The National Audit Office (NAO) has today published its investigation into the use of consultants by government departments to support preparations for EU Exit.
By April 2019, departments had spent at least £97 million on EU Exit consultancy.The Cabinet Office holds information on departments’ use of its support to access consultancy services for EU Exit work, but this does not represent all EU exit consultancy expenditure by departments.
Cabinet Office information shows that £65 million had been spent or agreed to be spent on consultancy services in support of preparations for EU Exit from April 2018 to April 2019. The NAO reviewed data held by a sample of four departments and by the Crown Commercial Service and found an additional £32 million in EU Exit consultancy expenditure. This largely relates to contracts entered into before Cabinet Office began offering support to departments requiring consultancy support, and contracts with consultancy firms that departments are not able to access through the Cabinet Office arrangements.
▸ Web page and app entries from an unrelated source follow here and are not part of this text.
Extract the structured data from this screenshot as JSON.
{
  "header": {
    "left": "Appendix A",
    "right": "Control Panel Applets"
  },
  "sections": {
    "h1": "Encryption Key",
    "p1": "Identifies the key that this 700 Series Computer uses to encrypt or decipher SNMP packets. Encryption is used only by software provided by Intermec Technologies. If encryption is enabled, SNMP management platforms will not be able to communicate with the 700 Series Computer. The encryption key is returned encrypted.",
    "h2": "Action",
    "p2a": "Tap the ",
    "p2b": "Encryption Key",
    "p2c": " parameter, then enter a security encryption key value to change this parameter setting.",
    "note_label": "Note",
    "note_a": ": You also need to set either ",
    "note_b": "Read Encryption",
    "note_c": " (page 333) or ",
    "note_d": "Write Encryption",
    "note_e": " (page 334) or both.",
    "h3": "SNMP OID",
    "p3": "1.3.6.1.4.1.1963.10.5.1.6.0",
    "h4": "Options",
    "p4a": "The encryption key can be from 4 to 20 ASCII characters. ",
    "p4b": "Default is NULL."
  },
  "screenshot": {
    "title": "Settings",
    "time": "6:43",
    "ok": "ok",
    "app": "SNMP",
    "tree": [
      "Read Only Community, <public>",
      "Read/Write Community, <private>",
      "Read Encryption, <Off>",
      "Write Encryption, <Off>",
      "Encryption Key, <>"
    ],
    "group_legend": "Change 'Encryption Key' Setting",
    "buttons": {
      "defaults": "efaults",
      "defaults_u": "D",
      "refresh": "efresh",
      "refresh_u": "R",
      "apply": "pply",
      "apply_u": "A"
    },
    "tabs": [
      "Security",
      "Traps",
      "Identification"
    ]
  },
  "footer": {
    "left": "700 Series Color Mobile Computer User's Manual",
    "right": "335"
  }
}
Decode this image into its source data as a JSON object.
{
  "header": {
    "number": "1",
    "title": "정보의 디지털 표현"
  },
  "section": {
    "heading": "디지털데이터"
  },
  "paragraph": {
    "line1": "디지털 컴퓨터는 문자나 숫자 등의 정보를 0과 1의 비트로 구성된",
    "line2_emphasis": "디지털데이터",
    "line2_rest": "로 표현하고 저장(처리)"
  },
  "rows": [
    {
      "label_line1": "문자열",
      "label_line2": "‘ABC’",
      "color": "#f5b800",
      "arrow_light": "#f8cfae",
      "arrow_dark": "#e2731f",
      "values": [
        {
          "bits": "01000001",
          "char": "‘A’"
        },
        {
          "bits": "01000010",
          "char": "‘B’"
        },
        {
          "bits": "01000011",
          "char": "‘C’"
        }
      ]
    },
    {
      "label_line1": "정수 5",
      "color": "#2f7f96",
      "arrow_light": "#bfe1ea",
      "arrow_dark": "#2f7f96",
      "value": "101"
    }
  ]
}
Cabinet Office analysis found that overall spending on consultancy services has increased since 2015-16 from £0.5 billion to £1.5 billion in 2017-18. However, the figures reported in departments’ annual reports for consultancy costs totalled £332 million for 2017-18, compared with £134 million for 2015-16. Cabinet Office informed the NAO that it was working to understand these differences and was planning to review trends in departments’ spending on consultancy and other professional services.
Preparing for the UK’s exit from the EU has been a significant challenge for departments and has required skillssuch as project delivery and commercial skillsthat are in short supply. In summer 2016, following the EU referendum, 12 of the then 17 main departments had identified a ‘considerable’ or ‘significant’ impact to their capability in policy, operational and specialist skill areas.
In early 2018, Cabinet Office identified that departments required support to access the consultancy services needed for EU Exit work and put in place a process to allow departments to access a range of consultancy support more quickly and with less effort than other procurement routes. Departments using this arrangement submit a bid to Cabinet Office, which assesses the request and decides which consultancy firm should be used.
Departments have used consultants for EU Exit activities to fill specific skills gaps and to meet immediate staffing needs. Around one quarter of the consultancy services accessed through the Cabinet Office provided project and programme management support. Almost a further one third of consultancy services relates to developing departments’ preparations, and in particular planning for if the UK left the EU without a deal. Consultants have also been used for departments’ planning and development work, in some cases where the time available has constrained departments’ ability to recruit or train civil servants to carry out that work.
Six consultancy firms have received 96% of EU Exit work under the Cabinet Office arrangement. These were by value: Deloitte (22%); PA Consulting (19%); PricewaterhouseCoopers (18%); Ernst & Young (15%); Bain & Company (11%); and Boston Consulting Group (10%). Most individual pieces of work with consultants ran for less than three months, but departments have regularly extended these, with a peak in extensions in April 2019, following the extensions of Article 50 and the changes to the date when the UK is expected to leave the EU. Departments continue to prepare for EU Exit and total spend on consultancy support will rise.
The NAO found that departments have not met the standards of transparency expected by government when publishing details of contracts for EU Exit consultancy. In December 2017, the Crown Commercial Service issued guidance to encourage greater transparency in government procurement. It recommended that departments publish basic information about the award of contracts within 90 calendar days. However, the NAO found that it has taken on average 119 days for basic details of EU Exit consultancy contracts to be published, compared to 82 days for all consultancy contracts. The NAO also found that in its review of contracts for EU Exit consultancy that some had not been published as recommended, and all that had been published were significantly redacted.